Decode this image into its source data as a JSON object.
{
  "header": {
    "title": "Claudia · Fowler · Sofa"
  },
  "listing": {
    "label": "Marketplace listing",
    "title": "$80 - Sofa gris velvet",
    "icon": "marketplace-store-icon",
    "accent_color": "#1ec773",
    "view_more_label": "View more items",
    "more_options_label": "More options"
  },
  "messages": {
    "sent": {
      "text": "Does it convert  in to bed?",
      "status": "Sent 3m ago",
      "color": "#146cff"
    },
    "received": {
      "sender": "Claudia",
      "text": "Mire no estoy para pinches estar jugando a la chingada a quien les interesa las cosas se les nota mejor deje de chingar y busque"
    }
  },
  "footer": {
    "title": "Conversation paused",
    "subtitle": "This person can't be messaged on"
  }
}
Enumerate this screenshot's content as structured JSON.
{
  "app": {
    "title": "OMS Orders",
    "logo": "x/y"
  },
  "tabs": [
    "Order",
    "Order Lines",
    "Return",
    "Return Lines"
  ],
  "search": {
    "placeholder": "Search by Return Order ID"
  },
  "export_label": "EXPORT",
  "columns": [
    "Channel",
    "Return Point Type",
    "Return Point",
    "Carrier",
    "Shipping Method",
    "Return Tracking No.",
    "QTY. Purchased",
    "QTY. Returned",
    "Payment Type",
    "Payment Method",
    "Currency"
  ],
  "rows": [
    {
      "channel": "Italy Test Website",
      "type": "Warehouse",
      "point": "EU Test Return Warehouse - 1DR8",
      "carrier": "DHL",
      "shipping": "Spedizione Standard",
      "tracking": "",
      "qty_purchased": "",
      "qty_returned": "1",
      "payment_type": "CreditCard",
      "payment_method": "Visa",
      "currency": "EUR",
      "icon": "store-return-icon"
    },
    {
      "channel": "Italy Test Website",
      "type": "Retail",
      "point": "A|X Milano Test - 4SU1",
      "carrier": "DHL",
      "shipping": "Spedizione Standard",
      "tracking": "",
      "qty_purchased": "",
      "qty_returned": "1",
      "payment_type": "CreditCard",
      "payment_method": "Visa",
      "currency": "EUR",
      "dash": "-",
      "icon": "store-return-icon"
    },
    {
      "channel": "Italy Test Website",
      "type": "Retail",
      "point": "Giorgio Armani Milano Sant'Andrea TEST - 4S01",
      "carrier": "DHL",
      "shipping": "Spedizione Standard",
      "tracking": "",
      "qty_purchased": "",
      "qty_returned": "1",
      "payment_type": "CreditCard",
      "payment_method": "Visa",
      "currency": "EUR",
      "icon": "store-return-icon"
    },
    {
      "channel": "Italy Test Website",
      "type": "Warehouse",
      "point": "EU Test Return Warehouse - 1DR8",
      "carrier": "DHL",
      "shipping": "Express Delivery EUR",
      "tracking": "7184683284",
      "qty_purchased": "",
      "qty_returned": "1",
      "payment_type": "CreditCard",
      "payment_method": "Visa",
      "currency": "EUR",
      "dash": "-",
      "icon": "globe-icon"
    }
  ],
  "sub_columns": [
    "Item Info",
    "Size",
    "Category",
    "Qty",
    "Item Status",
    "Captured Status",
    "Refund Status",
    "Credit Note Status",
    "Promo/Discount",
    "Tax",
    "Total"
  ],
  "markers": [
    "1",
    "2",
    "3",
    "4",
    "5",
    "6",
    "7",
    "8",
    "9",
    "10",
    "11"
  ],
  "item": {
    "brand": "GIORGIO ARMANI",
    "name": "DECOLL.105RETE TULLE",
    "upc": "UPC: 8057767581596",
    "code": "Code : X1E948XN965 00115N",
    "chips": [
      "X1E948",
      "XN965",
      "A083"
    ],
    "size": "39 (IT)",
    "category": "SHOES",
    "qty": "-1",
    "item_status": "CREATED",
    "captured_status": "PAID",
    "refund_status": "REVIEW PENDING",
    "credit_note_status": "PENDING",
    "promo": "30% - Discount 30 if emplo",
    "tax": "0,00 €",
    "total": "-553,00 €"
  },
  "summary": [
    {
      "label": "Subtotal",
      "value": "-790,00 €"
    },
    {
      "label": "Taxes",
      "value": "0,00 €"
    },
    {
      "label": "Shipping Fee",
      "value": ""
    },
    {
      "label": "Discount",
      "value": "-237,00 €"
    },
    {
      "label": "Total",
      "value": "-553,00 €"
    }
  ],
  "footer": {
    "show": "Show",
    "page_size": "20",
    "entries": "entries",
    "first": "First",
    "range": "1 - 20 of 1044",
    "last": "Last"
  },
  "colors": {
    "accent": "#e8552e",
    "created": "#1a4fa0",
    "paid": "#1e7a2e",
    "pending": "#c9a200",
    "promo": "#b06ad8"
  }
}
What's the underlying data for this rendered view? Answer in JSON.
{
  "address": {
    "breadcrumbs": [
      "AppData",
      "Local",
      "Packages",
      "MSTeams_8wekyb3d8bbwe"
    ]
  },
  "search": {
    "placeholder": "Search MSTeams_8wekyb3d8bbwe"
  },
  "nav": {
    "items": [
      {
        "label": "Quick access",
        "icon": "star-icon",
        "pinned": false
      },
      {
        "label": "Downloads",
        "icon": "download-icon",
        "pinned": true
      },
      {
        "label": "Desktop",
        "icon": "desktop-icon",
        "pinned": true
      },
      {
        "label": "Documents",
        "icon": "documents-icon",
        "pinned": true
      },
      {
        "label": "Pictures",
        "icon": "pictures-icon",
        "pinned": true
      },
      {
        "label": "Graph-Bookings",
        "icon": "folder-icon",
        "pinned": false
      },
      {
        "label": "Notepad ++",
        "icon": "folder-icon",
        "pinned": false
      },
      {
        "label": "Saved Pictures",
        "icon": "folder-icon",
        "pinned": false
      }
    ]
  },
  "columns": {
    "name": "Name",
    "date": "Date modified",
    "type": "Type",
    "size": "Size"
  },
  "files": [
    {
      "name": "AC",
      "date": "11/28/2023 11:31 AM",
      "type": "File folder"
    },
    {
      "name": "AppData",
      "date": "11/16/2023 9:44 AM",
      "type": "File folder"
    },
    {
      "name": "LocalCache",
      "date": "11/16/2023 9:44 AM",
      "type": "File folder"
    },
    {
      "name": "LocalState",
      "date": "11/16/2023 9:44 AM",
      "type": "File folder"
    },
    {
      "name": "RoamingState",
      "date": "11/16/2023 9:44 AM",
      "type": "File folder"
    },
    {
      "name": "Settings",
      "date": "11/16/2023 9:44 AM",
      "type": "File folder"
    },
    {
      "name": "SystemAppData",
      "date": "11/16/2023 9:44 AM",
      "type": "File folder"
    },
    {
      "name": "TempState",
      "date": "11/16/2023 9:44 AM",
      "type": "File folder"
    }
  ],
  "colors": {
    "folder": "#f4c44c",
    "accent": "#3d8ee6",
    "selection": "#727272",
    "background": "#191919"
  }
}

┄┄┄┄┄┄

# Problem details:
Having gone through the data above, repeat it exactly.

# Written answer:
Decode this image into its source data as a JSON object.
{
  "header": {
    "title": "Claudia · Fowler · Sofa"
  },
  "listing": {
    "label": "Marketplace listing",
    "title": "$80 - Sofa gris velvet",
    "icon": "marketplace-store-icon",
    "accent_color": "#1ec773",
    "view_more_label": "View more items",
    "more_options_label": "More options"
  },
  "messages": {
    "sent": {
      "text": "Does it convert  in to bed?",
      "status": "Sent 3m ago",
      "color": "#146cff"
    },
    "received": {
      "sender": "Claudia",
      "text": "Mire no estoy para pinches estar jugando a la chingada a quien les interesa las cosas se les nota mejor deje de chingar y busque"
    }
  },
  "footer": {
    "title": "Conversation paused",
    "subtitle": "This person can't be messaged on"
  }
}
Enumerate this screenshot's content as structured JSON.
{
  "app": {
    "title": "OMS Orders",
    "logo": "x/y"
  },
  "tabs": [
    "Order",
    "Order Lines",
    "Return",
    "Return Lines"
  ],
  "search": {
    "placeholder": "Search by Return Order ID"
  },
  "export_label": "EXPORT",
  "columns": [
    "Channel",
    "Return Point Type",
    "Return Point",
    "Carrier",
    "Shipping Method",
    "Return Tracking No.",
    "QTY. Purchased",
    "QTY. Returned",
    "Payment Type",
    "Payment Method",
    "Currency"
  ],
  "rows": [
    {
      "channel": "Italy Test Website",
      "type": "Warehouse",
      "point": "EU Test Return Warehouse - 1DR8",
      "carrier": "DHL",
      "shipping": "Spedizione Standard",
      "tracking": "",
      "qty_purchased": "",
      "qty_returned": "1",
      "payment_type": "CreditCard",
      "payment_method": "Visa",
      "currency": "EUR",
      "icon": "store-return-icon"
    },
    {
      "channel": "Italy Test Website",
      "type": "Retail",
      "point": "A|X Milano Test - 4SU1",
      "carrier": "DHL",
      "shipping": "Spedizione Standard",
      "tracking": "",
      "qty_purchased": "",
      "qty_returned": "1",
      "payment_type": "CreditCard",
      "payment_method": "Visa",
      "currency": "EUR",
      "dash": "-",
      "icon": "store-return-icon"
    },
    {
      "channel": "Italy Test Website",
      "type": "Retail",
      "point": "Giorgio Armani Milano Sant'Andrea TEST - 4S01",
      "carrier": "DHL",
      "shipping": "Spedizione Standard",
      "tracking": "",
      "qty_purchased": "",
      "qty_returned": "1",
      "payment_type": "CreditCard",
      "payment_method": "Visa",
      "currency": "EUR",
      "icon": "store-return-icon"
    },
    {
      "channel": "Italy Test Website",
      "type": "Warehouse",
      "point": "EU Test Return Warehouse - 1DR8",
      "carrier": "DHL",
      "shipping": "Express Delivery EUR",
      "tracking": "7184683284",
      "qty_purchased": "",
      "qty_returned": "1",
      "payment_type": "CreditCard",
      "payment_method": "Visa",
      "currency": "EUR",
      "dash": "-",
      "icon": "globe-icon"
    }
  ],
  "sub_columns": [
    "Item Info",
    "Size",
    "Category",
    "Qty",
    "Item Status",
    "Captured Status",
    "Refund Status",
    "Credit Note Status",
    "Promo/Discount",
    "Tax",
    "Total"
  ],
  "markers": [
    "1",
    "2",
    "3",
    "4",
    "5",
    "6",
    "7",
    "8",
    "9",
    "10",
    "11"
  ],
  "item": {
    "brand": "GIORGIO ARMANI",
    "name": "DECOLL.105RETE TULLE",
    "upc": "UPC: 8057767581596",
    "code": "Code : X1E948XN965 00115N",
    "chips": [
      "X1E948",
      "XN965",
      "A083"
    ],
    "size": "39 (IT)",
    "category": "SHOES",
    "qty": "-1",
    "item_status": "CREATED",
    "captured_status": "PAID",
    "refund_status": "REVIEW PENDING",
    "credit_note_status": "PENDING",
    "promo": "30% - Discount 30 if emplo",
    "tax": "0,00 €",
    "total": "-553,00 €"
  },
  "summary": [
    {
      "label": "Subtotal",
      "value": "-790,00 €"
    },
    {
      "label": "Taxes",
      "value": "0,00 €"
    },
    {
      "label": "Shipping Fee",
      "value": ""
    },
    {
      "label": "Discount",
      "value": "-237,00 €"
    },
    {
      "label": "Total",
      "value": "-553,00 €"
    }
  ],
  "footer": {
    "show": "Show",
    "page_size": "20",
    "entries": "entries",
    "first": "First",
    "range": "1 - 20 of 1044",
    "last": "Last"
  },
  "colors": {
    "accent": "#e8552e",
    "created": "#1a4fa0",
    "paid": "#1e7a2e",
    "pending": "#c9a200",
    "promo": "#b06ad8"
  }
}
What's the underlying data for this rendered view? Answer in JSON.
{
  "address": {
    "breadcrumbs": [
      "AppData",
      "Local",
      "Packages",
      "MSTeams_8wekyb3d8bbwe"
    ]
  },
  "search": {
    "placeholder": "Search MSTeams_8wekyb3d8bbwe"
  },
  "nav": {
    "items": [
      {
        "label": "Quick access",
        "icon": "star-icon",
        "pinned": false
      },
      {
        "label": "Downloads",
        "icon": "download-icon",
        "pinned": true
      },
      {
        "label": "Desktop",
        "icon": "desktop-icon",
        "pinned": true
      },
      {
        "label": "Documents",
        "icon": "documents-icon",
        "pinned": true
      },
      {
        "label": "Pictures",
        "icon": "pictures-icon",
        "pinned": true
      },
      {
        "label": "Graph-Bookings",
        "icon": "folder-icon",
        "pinned": false
      },
      {
        "label": "Notepad ++",
        "icon": "folder-icon",
        "pinned": false
      },
      {
        "label": "Saved Pictures",
        "icon": "folder-icon",
        "pinned": false
      }
    ]
  },
  "columns": {
    "name": "Name",
    "date": "Date modified",
    "type": "Type",
    "size": "Size"
  },
  "files": [
    {
      "name": "AC",
      "date": "11/28/2023 11:31 AM",
      "type": "File folder"
    },
    {
      "name": "AppData",
      "date": "11/16/2023 9:44 AM",
      "type": "File folder"
    },
    {
      "name": "LocalCache",
      "date": "11/16/2023 9:44 AM",
      "type": "File folder"
    },
    {
      "name": "LocalState",
      "date": "11/16/2023 9:44 AM",
      "type": "File folder"
    },
    {
      "name": "RoamingState",
      "date": "11/16/2023 9:44 AM",
      "type": "File folder"
    },
    {
      "name": "Settings",
      "date": "11/16/2023 9:44 AM",
      "type": "File folder"
    },
    {
      "name": "SystemAppData",
      "date": "11/16/2023 9:44 AM",
      "type": "File folder"
    },
    {
      "name": "TempState",
      "date": "11/16/2023 9:44 AM",
      "type": "File folder"
    }
  ],
  "colors": {
    "folder": "#f4c44c",
    "accent": "#3d8ee6",
    "selection": "#727272",
    "background": "#191919"
  }
}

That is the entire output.